What is required —
Restate all of the data precisely, omitting nothing.

Data under study —
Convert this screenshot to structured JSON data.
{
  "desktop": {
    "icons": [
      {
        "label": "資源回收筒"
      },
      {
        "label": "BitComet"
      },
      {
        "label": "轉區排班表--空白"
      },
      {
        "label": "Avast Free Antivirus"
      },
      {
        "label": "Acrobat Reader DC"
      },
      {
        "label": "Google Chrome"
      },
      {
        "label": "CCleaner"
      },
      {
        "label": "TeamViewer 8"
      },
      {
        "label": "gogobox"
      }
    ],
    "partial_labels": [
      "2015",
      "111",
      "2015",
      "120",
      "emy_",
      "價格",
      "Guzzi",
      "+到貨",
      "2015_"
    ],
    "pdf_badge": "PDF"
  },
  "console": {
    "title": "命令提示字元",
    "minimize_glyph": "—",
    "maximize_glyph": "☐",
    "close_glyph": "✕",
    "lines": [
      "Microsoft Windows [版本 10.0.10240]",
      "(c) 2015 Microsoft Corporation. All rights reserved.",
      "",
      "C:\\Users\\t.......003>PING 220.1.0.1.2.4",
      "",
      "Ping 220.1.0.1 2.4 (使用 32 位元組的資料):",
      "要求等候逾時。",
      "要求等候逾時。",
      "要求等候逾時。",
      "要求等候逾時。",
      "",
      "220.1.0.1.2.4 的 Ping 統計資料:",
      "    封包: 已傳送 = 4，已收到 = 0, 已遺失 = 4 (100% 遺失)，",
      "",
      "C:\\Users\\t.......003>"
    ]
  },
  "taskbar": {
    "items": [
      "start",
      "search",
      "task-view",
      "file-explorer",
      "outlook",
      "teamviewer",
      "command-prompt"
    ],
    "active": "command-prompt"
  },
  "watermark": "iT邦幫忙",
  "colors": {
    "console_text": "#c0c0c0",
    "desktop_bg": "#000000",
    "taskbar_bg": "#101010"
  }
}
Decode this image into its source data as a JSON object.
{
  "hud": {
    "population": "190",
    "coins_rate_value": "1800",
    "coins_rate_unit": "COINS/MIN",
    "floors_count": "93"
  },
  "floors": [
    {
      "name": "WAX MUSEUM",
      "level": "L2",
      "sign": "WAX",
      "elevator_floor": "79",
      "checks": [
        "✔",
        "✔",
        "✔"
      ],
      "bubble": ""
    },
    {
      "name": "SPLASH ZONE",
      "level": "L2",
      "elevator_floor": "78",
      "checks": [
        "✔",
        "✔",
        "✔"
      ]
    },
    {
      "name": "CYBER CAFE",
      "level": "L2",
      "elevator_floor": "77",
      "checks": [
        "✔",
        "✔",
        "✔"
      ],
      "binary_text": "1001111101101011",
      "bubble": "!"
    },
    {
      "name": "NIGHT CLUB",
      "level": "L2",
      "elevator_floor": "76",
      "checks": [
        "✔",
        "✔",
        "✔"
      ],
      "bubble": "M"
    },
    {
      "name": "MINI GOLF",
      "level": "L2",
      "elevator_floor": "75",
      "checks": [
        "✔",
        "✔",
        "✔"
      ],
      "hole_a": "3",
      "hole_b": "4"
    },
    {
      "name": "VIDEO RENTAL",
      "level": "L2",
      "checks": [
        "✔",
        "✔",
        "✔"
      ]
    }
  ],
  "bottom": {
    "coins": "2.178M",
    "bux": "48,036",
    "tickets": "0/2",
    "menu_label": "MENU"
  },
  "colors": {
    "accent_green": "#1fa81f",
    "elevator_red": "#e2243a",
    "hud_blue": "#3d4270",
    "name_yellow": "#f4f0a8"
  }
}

Written response —
Convert this screenshot to structured JSON data.
{
  "desktop": {
    "icons": [
      {
        "label": "資源回收筒"
      },
      {
        "label": "BitComet"
      },
      {
        "label": "轉區排班表--空白"
      },
      {
        "label": "Avast Free Antivirus"
      },
      {
        "label": "Acrobat Reader DC"
      },
      {
        "label": "Google Chrome"
      },
      {
        "label": "CCleaner"
      },
      {
        "label": "TeamViewer 8"
      },
      {
        "label": "gogobox"
      }
    ],
    "partial_labels": [
      "2015",
      "111",
      "2015",
      "120",
      "emy_",
      "價格",
      "Guzzi",
      "+到貨",
      "2015_"
    ],
    "pdf_badge": "PDF"
  },
  "console": {
    "title": "命令提示字元",
    "minimize_glyph": "—",
    "maximize_glyph": "☐",
    "close_glyph": "✕",
    "lines": [
      "Microsoft Windows [版本 10.0.10240]",
      "(c) 2015 Microsoft Corporation. All rights reserved.",
      "",
      "C:\\Users\\t.......003>PING 220.1.0.1.2.4",
      "",
      "Ping 220.1.0.1 2.4 (使用 32 位元組的資料):",
      "要求等候逾時。",
      "要求等候逾時。",
      "要求等候逾時。",
      "要求等候逾時。",
      "",
      "220.1.0.1.2.4 的 Ping 統計資料:",
      "    封包: 已傳送 = 4，已收到 = 0, 已遺失 = 4 (100% 遺失)，",
      "",
      "C:\\Users\\t.......003>"
    ]
  },
  "taskbar": {
    "items": [
      "start",
      "search",
      "task-view",
      "file-explorer",
      "outlook",
      "teamviewer",
      "command-prompt"
    ],
    "active": "command-prompt"
  },
  "watermark": "iT邦幫忙",
  "colors": {
    "console_text": "#c0c0c0",
    "desktop_bg": "#000000",
    "taskbar_bg": "#101010"
  }
}
Decode this image into its source data as a JSON object.
{
  "hud": {
    "population": "190",
    "coins_rate_value": "1800",
    "coins_rate_unit": "COINS/MIN",
    "floors_count": "93"
  },
  "floors": [
    {
      "name": "WAX MUSEUM",
      "level": "L2",
      "sign": "WAX",
      "elevator_floor": "79",
      "checks": [
        "✔",
        "✔",
        "✔"
      ],
      "bubble": ""
    },
    {
      "name": "SPLASH ZONE",
      "level": "L2",
      "elevator_floor": "78",
      "checks": [
        "✔",
        "✔",
        "✔"
      ]
    },
    {
      "name": "CYBER CAFE",
      "level": "L2",
      "elevator_floor": "77",
      "checks": [
        "✔",
        "✔",
        "✔"
      ],
      "binary_text": "1001111101101011",
      "bubble": "!"
    },
    {
      "name": "NIGHT CLUB",
      "level": "L2",
      "elevator_floor": "76",
      "checks": [
        "✔",
        "✔",
        "✔"
      ],
      "bubble": "M"
    },
    {
      "name": "MINI GOLF",
      "level": "L2",
      "elevator_floor": "75",
      "checks": [
        "✔",
        "✔",
        "✔"
      ],
      "hole_a": "3",
      "hole_b": "4"
    },
    {
      "name": "VIDEO RENTAL",
      "level": "L2",
      "checks": [
        "✔",
        "✔",
        "✔"
      ]
    }
  ],
  "bottom": {
    "coins": "2.178M",
    "bux": "48,036",
    "tickets": "0/2",
    "menu_label": "MENU"
  },
  "colors": {
    "accent_green": "#1fa81f",
    "elevator_red": "#e2243a",
    "hud_blue": "#3d4270",
    "name_yellow": "#f4f0a8"
  }
}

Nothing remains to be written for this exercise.